I was talking to writer/director Scott McArdle after this latest iteration of his play set in a café as the world comes to an end. I remarked that with screenplays you never really finish writing them; somebody, if you’re fortunate enough, shoots the script and that’s the endpoint. With plays though you have the opportunity to occasionally remount a production and with that comes the ability to rework the script.
I saw a version of Coincidences at the End of Time a couple of years ago in the cosy confines of the Moore & Moore Café in Fremantle. Since then it has been performed at The Blue Room and now transfers to the bigger studio space at the Subiaco Arts Centre. Not only does that present the work to a larger audience it provides McArdle the resources to expand his vision in terms of the text, set and lighting design. Finally it takes what was originally a student production and puts the script in the hands of two well known, professional actors – Arielle Gray coming off Black Swan’s Picnic at Hanging Rock, and Nick Maclaine recently seen in Barking Gecko’s Bambert’s Book of Lost Stories.
The story remains essentially the same – a pair of ex-lovers bump into each other at their favourite haunt and relive the highs and lows of their relationship. The context, however, is that the apocalypse is well past nigh, it’s literally banging down the doors of café as fire breathing lizards melt human flesh outside and continents sink into oblivion. We never know what the cause of this end-of-the-world scenario is but that’s secondary to the cataclysmic emotional events it sponsors.

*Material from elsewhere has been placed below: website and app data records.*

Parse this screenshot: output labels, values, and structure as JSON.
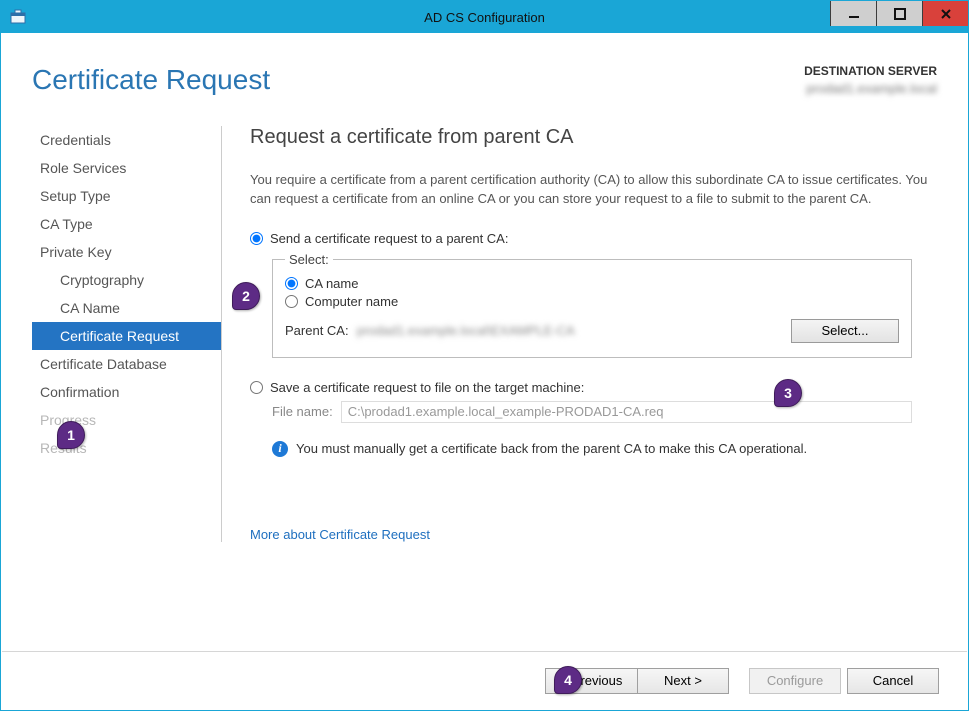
{
  "window": {
    "title": "AD CS Configuration"
  },
  "header": {
    "page_title": "Certificate Request",
    "destination_label": "DESTINATION SERVER",
    "destination_server": "prodad1.example.local"
  },
  "sidebar": {
    "items": [
      {
        "label": "Credentials",
        "selected": false,
        "sub": false,
        "disabled": false
      },
      {
        "label": "Role Services",
        "selected": false,
        "sub": false,
        "disabled": false
      },
      {
        "label": "Setup Type",
        "selected": false,
        "sub": false,
        "disabled": false
      },
      {
        "label": "CA Type",
        "selected": false,
        "sub": false,
        "disabled": false
      },
      {
        "label": "Private Key",
        "selected": false,
        "sub": false,
        "disabled": false
      },
      {
        "label": "Cryptography",
        "selected": false,
        "sub": true,
        "disabled": false
      },
      {
        "label": "CA Name",
        "selected": false,
        "sub": true,
        "disabled": false
      },
      {
        "label": "Certificate Request",
        "selected": true,
        "sub": true,
        "disabled": false
      },
      {
        "label": "Certificate Database",
        "selected": false,
        "sub": false,
        "disabled": false
      },
      {
        "label": "Confirmation",
        "selected": false,
        "sub": false,
        "disabled": false
      },
      {
        "label": "Progress",
        "selected": false,
        "sub": false,
        "disabled": true
      },
      {
        "label": "Results",
        "selected": false,
        "sub": false,
        "disabled": true
      }
    ]
  },
  "main": {
    "heading": "Request a certificate from parent CA",
    "intro": "You require a certificate from a parent certification authority (CA) to allow this subordinate CA to issue certificates. You can request a certificate from an online CA or you can store your request to a file to submit to the parent CA.",
    "option_send": {
      "label": "Send a certificate request to a parent CA:",
      "checked": true,
      "group_legend": "Select:",
      "radio_ca_name": {
        "label": "CA name",
        "checked": true
      },
      "radio_computer_name": {
        "label": "Computer name",
        "checked": false
      },
      "parent_label": "Parent CA:",
      "parent_value": "prodad1.example.local\\EXAMPLE-CA",
      "select_button": "Select..."
    },
    "option_save": {
      "label": "Save a certificate request to file on the target machine:",
      "checked": false,
      "file_label": "File name:",
      "file_value": "C:\\prodad1.example.local_example-PRODAD1-CA.req"
    },
    "info_text": "You must manually get a certificate back from the parent CA to make this CA operational.",
    "more_link": "More about Certificate Request"
  },
  "footer": {
    "previous": "< Previous",
    "next": "Next >",
    "configure": "Configure",
    "cancel": "Cancel"
  },
  "callouts": {
    "c1": "1",
    "c2": "2",
    "c3": "3",
    "c4": "4"
  }
}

With no tomorrow why not relive your shared yesterdays?
In that regard the play is less a dystopian nightmare and more a time travel saga of recalled memories and moments. The arc of the relationship follows familiar territory – the ‘cute meet’, first date, moving in together, shared moments of domestic life, the embarrassments, the arguments and secrets that come to the fore, the perceived and actual betrayals, and finally the separation.
These vignettes are weaved into the present day situation of imminent death thereby lending poignancy tinged with regret. The reworked script is tighter in this regard, ratcheting up the emotional stakes while downplaying the humour though there are still wry observations and McArdle’s trademark witty ripostes.
Maclaine is always the most affable of leading men and that everyman quality works well here. His greeting card writer is a sympathetic figure and even in scenes of heightened emotion exudes an easy charm and sense of decency. Gray adds a layer of emotional combustibility and it’s an impressive turn especially when the relationship crumbles before our eyes. There is an emotional honesty to her performance that is compelling.
The set has come a long way from the sparse configuration in Fremantle. There is a vertical bed used to good effect and all the paraphernalia of a café including a jumble of chairs hanging from the ceiling to symbolise a world turned upside down. The only problem with the studio space is that the seating isn’t particularly well raked for optimal viewing so I lost a lot when the actors were down low.
Light bulbs are suspended from the ceiling between the chairs and their use clearly delineates what is the present and what is, essentially, a flashback. There is a certain rhythm that allows for the actors to make minor costume adjustments and find their marks. Music also assists with this and I believe it is the same score as used before. All this is effective stagecraft but given the amount of transitions it occasionally lends a sameness and predictability in the repetition.
The Subiaco Theatre Festival is proving to be a boon in allowing works such as Coincidences at the End of Time to be restaged and find a different audience. It encourages talented theatre practitioners such as McArdle to refine and hone their craft and that bodes well for future endeavours.